This pain is still due to the uncontrolled tightness and contraction of the vaginal muscles due to the same reasons as the previous one. This can be a sign of vaginismus although not everyone with the condition experience it.
3. Difficulty during penetration
Although vaginismus usually does not interfere with your sexual arousal, it can prevent potential penetration due to the closing of the vaginal muscles and the blocking of the vaginal canal.
4. Dyspareunia or pain during sexual intercourse
Dyspareunia can be described as an unusual, strong tightness, stinging, or burning that can even lead to long-term sexual pain. The cause may be known or unknown.
This is common in women who develop vaginismus after menopause because during this menstrual stage, estrogen levels drop. This leads to a shortage or lack of natural vaginal lubrication and elasticity, making intercourse very stressful, painful, difficult, and even impossible, a sign or possible cause of vaginismus.
However, dyspareunia is different from vaginismus. Dyspareunia in itself can be because of vaginal atrophy, inflammatory disease, or cysts.
5. Sexual dysfunction
Sexual dysfunction can either be the failure to be aroused, lack of sexual interest, or inability to reach orgasm, which can arise from the pain, mental and emotional stress that accompanies vaginismus.
Causes of Vaginismus
Not all cases of vaginismus have identifiable or direct reasons.
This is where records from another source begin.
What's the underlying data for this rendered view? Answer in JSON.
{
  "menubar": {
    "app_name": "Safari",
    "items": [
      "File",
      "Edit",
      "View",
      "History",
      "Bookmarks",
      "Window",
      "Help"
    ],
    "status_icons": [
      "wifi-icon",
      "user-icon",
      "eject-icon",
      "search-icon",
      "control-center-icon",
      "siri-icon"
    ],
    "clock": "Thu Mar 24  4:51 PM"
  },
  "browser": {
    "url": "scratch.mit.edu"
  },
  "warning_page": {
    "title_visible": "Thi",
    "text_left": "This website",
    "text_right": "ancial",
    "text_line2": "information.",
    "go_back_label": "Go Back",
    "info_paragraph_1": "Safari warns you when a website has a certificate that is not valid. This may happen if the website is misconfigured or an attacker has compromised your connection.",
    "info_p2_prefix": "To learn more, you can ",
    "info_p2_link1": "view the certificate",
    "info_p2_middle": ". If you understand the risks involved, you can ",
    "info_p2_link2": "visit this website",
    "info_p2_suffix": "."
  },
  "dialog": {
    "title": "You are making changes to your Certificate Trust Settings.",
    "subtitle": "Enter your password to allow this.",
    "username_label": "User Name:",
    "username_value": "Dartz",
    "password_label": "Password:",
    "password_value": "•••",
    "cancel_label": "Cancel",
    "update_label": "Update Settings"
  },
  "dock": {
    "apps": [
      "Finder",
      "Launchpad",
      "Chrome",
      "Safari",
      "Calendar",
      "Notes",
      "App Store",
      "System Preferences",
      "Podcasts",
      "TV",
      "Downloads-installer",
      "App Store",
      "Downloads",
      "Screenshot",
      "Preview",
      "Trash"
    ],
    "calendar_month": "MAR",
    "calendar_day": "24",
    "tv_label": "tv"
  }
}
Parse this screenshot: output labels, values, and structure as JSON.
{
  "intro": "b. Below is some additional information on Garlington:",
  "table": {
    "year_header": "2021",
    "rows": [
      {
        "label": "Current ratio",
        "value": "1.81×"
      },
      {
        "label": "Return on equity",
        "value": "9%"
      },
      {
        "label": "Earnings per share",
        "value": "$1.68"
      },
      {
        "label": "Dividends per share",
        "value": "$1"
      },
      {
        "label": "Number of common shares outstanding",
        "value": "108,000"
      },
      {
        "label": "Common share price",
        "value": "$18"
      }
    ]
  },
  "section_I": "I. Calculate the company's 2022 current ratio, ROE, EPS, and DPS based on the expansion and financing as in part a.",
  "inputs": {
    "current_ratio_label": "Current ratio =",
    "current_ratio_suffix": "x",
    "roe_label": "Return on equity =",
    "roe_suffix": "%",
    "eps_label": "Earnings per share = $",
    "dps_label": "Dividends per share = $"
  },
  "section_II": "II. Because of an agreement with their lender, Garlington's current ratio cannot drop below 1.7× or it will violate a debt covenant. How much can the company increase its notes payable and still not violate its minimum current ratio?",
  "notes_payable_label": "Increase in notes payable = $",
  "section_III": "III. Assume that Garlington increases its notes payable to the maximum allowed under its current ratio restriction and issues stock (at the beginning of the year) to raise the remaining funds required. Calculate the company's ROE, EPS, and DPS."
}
However, it can be linked to several possible factors classified into emotional and physical triggers, or a combination of both.
● Emotional Factors
○ Fear of pregnancy or pain
○ Anxiety or guilt regarding one’s sexual performance
○ An abusive sexual relationship
○ A feeling of vulnerability
○ Emotional and mental trauma from a past abuse, harassment, or rape
○ Negative experiences during childhood such as exposure to sexual things
● Physical Factors
○ Infections like yeast infection or UTI
○ Underlying disease or condition such as lichen sclerosis or cancer
○ Previous pelvic surgery
○ Insufficient foreplay
○ Low amounts of vaginal lubrication
○ Side effects of certain medications
Treatments for vaginismus
Fortunately, when diagnosed early, vaginismus can be easily and successfully treated under a sex therapist or specialist through any or a combination of the following:
● Dilation and insertion training
This is a series of supervised exercises that utilize vaginal dilators that help the patient become more accustomed to penetration.
● Sexual counseling and education
To develop a much deeper understanding of the condition, its symptoms and cure, one can be given lessons about the sexual response cycle and the anatomy of the reproductive system.
● Emotional therapy
These may involve consultation with a specialist that allows the patient to express, identify, and resolve emotional burdens that could be contributing to their pain and condition.
● Pelvic floor exercises
To develop control and strength of the muscles of the pelvic floor, it is advised for vaginismus patients to perform kegel exercises. Kegels are exercises that involve tightening and relaxing the muscles that control the bladder, rectum, and vagina.
You can do this by trying to stop the stream when urinating, without using your thigh, butt, or abdominal muscles. Do this in three sets of ten cycles each day.
Do not let your fear of judgement or rejection prevent you from seeking medical help for your condition. You can recover from vaginismus as long as treatments are explored and administered as soon as possible.